• Task:
Wherever "aliqua" appears in a line of the listing, report that line.

• Task input:
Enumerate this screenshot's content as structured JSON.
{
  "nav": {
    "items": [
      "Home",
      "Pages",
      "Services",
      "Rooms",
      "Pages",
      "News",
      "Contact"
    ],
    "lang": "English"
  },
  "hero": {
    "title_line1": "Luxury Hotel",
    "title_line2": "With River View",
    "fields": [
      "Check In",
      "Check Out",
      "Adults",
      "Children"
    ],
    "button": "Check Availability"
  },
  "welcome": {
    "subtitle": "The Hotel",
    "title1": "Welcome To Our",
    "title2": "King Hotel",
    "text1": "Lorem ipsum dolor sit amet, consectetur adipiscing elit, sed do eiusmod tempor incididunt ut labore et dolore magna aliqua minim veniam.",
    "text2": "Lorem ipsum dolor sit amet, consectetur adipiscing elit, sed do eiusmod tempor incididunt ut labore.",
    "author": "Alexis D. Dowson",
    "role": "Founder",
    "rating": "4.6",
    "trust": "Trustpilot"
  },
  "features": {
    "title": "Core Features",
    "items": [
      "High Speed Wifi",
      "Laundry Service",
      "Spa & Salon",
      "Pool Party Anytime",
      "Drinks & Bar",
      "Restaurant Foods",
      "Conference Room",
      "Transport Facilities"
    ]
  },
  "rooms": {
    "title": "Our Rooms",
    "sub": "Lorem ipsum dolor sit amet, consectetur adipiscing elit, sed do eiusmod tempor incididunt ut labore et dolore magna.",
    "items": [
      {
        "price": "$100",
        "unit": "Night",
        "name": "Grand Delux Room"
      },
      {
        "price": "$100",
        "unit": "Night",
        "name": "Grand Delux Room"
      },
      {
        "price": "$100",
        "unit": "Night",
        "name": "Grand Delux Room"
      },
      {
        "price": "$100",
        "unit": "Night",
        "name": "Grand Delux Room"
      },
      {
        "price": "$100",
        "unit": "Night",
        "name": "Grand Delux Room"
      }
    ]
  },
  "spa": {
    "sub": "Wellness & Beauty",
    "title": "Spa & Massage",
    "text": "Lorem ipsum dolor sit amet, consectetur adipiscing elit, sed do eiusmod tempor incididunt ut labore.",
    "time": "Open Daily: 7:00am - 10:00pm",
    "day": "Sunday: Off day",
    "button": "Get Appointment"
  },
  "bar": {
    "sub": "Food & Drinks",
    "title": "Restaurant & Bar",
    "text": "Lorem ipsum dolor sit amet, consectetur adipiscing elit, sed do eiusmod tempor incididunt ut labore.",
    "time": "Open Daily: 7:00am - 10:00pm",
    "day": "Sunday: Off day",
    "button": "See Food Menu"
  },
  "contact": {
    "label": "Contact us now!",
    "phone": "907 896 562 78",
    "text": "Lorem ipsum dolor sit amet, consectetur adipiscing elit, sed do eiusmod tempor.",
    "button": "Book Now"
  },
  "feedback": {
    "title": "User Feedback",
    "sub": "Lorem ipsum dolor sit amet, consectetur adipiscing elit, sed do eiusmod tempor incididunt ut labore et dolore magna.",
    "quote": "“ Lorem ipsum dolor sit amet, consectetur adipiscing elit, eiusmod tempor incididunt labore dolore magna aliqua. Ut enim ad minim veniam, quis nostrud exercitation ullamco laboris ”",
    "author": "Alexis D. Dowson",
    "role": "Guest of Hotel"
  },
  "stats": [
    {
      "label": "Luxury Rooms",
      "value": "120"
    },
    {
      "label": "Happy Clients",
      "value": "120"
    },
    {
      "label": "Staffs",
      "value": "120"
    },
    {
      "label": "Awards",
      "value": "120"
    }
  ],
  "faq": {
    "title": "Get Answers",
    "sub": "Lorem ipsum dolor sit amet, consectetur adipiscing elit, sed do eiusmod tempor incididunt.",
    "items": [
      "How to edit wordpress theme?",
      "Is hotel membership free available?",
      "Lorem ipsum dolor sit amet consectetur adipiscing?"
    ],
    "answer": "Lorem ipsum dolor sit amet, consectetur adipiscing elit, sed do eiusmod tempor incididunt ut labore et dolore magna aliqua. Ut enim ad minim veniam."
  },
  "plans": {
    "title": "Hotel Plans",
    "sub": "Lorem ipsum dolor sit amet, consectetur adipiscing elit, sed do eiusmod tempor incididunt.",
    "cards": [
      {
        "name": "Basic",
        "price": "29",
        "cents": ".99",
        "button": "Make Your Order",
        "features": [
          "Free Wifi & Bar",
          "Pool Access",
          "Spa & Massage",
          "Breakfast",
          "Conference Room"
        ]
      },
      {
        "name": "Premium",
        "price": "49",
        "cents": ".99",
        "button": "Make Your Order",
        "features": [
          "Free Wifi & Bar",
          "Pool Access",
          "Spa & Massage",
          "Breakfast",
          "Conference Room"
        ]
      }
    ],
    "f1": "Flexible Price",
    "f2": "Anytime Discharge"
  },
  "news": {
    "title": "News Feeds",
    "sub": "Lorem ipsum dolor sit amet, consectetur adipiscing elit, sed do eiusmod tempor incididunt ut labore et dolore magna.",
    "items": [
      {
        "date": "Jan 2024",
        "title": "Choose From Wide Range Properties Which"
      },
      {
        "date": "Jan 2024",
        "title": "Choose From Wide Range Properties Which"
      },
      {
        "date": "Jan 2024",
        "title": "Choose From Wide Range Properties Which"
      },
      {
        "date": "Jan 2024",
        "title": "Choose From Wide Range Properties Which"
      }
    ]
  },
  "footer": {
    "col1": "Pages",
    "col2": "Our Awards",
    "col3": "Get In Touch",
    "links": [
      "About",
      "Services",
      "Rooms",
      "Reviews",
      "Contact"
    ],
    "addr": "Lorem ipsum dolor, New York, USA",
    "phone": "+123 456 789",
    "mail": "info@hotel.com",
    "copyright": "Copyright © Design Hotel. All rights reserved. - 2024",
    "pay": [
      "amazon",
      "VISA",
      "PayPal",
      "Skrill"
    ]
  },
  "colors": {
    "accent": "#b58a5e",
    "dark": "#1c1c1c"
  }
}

• Expected output:
    "text1": "Lorem ipsum dolor sit amet, consectetur adipiscing elit, sed do eiusmod tempor incididunt ut labore et dolore magna aliqua minim veniam.",
    "quote": "“ Lorem ipsum dolor sit amet, consectetur adipiscing elit, eiusmod tempor incididunt labore dolore magna aliqua. Ut enim ad minim veniam, quis nostrud exercitation ullamco laboris ”",
    "answer": "Lorem ipsum dolor sit amet, consectetur adipiscing elit, sed do eiusmod tempor incididunt ut labore et dolore magna aliqua. Ut enim ad minim veniam."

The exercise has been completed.